“Our friends at SpaceX are looking at how we can improve our capabilities (in question)also said NASA manned spaceflight manager Kathy Lueders in reference to billionaire Elon Musk’s company already well involved in US space programs. On February 21, a Cygnus freighter designed by US conglomerate Northrop Grumman and France’s Thales delivered 3,800 kilograms of material to the ISS. According to the designers, this type of ship is quite capable of supplying the fuel needed to propel the station.

For its part, the European Space Agency is more discreet, even if it assured, in a press release dated 28 February*, “fully apply the sanctions” decided by the Member States. The space cooperation with Roscosmos was partially halted after the withdrawal of Russian personnel from the French base in Kourou (Guyana) on February 26. As for the launch of the joint ExoMars program, heading for the red planet, it is: “very insecure” that it can take place this year, the ESA says.

3Can the station do damage by falling back to Earth?

In the worst case scenario, there would indeed be a fear of falling debris on Earth. Two parameters must be taken into account. First, the disintegration of the structure raises questions. With its many modules and solar panels measuring 108 by 73 meters in total, the ISS would partially withstand reentry into Earth’s atmosphere, about 50 miles (80 km) above the ground. Many smaller spacecraft, such as a Russian freighter in 2015 and the Chinese space station Tiangong-1 in 2018, have already led to small debris showers in the Pacific without causing any damage.

The other unknown in this equation would be the fall point of this possible debris.
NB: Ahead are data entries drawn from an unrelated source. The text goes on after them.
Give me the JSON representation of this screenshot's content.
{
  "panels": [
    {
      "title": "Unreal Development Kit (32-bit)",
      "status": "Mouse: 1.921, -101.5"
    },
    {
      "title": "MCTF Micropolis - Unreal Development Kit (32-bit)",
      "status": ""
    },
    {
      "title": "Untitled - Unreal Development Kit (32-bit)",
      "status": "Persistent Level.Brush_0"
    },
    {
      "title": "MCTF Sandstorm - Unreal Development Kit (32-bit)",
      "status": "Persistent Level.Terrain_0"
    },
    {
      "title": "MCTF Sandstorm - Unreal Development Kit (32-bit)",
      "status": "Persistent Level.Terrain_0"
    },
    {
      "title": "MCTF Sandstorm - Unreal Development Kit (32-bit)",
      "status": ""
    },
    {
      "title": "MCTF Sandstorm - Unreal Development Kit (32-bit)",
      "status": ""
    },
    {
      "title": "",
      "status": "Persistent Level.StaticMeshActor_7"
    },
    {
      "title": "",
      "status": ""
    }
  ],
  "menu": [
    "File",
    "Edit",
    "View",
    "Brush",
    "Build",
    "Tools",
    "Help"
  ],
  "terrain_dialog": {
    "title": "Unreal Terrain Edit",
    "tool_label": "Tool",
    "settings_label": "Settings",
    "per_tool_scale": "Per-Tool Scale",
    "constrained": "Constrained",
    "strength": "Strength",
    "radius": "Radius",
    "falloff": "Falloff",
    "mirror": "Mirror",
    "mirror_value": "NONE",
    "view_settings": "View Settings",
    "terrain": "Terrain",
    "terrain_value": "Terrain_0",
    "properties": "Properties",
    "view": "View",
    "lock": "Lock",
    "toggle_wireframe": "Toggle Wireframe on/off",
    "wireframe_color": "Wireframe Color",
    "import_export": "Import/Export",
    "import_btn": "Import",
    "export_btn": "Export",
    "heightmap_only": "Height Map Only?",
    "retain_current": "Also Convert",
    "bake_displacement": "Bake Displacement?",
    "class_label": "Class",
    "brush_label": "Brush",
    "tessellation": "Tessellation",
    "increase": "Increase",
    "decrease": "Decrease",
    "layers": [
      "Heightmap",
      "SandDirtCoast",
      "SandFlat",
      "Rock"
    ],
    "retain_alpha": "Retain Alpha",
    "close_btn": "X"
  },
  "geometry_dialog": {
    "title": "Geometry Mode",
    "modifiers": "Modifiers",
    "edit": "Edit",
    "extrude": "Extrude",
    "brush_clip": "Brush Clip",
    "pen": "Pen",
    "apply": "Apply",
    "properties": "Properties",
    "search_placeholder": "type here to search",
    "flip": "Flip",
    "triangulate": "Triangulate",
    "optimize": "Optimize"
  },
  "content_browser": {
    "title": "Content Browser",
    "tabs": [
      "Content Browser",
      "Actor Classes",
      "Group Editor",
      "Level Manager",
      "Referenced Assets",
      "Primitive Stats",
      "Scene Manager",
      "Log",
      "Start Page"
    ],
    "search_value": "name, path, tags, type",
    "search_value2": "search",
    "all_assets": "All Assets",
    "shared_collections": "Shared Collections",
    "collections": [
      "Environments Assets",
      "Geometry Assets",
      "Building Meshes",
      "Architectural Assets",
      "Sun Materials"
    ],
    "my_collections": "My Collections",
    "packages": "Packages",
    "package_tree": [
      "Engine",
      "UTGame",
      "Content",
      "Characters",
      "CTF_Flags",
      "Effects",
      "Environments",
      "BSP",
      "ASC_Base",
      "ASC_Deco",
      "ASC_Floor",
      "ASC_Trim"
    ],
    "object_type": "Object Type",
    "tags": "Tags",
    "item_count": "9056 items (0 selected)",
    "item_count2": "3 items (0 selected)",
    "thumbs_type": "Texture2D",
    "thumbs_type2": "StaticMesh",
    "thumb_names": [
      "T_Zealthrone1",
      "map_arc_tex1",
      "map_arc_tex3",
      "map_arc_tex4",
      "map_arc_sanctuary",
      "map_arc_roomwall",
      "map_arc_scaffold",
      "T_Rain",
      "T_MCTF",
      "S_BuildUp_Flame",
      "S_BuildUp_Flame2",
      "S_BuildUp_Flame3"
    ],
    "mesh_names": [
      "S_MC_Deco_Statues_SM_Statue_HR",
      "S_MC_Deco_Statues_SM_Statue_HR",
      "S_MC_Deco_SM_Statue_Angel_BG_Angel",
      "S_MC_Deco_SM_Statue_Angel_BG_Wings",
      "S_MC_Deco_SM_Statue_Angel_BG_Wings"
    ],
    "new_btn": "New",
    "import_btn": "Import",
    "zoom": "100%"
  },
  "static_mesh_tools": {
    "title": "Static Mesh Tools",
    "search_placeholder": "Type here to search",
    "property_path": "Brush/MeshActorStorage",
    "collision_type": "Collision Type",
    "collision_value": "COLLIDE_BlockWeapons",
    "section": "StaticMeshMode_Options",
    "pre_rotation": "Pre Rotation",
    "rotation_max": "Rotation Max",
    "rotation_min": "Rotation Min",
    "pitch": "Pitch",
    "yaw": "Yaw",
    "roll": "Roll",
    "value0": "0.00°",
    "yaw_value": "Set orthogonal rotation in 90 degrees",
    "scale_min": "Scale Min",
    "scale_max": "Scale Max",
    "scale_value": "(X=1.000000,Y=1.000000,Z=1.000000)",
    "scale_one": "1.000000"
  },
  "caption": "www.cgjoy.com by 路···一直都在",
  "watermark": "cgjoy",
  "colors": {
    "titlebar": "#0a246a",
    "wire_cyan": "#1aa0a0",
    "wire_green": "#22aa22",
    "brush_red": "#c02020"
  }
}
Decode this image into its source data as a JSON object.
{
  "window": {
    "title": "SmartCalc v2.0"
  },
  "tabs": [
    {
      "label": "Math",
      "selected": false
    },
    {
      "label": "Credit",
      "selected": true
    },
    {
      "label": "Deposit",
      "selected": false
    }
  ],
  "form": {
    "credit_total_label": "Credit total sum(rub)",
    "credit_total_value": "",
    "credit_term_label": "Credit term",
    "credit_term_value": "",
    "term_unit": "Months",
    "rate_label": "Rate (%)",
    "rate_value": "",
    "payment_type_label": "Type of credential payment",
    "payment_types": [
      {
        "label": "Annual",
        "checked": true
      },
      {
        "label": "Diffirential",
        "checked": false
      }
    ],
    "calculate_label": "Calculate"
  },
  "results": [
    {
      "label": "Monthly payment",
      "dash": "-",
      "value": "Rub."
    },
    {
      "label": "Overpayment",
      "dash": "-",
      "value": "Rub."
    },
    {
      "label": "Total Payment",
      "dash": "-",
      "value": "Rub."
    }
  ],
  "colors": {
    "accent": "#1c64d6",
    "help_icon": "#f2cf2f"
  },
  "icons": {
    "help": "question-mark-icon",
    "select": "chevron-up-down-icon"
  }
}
Since the earth is 70% covered with water, there is a good chance that the remains of the station will end up at the bottom of a sea or an ocean. This is also NASA’s plan*, which envisions a “deorbiting” and then a fully controlled crash of the ISS in 2031, at “point Nemo” in the South Pacific. a remote area used as a burial site for spacecraft. In the case of uncontrolled deorbitation, the duration of the descent of the ISS and the point of fall are the subject of intense speculation in the scientific community.

If we don’t know for sure the damage that the station’s fall to Earth would cause, the ISS compromising would be a strong symbol. Since launch, more than 250 astronauts from 19 countries have followed each other* to conduct thousands of unprecedented science experiments. – an example of international cooperation, started after 40 years of the Cold War.

*All links followed by an asterisk lead to content in English.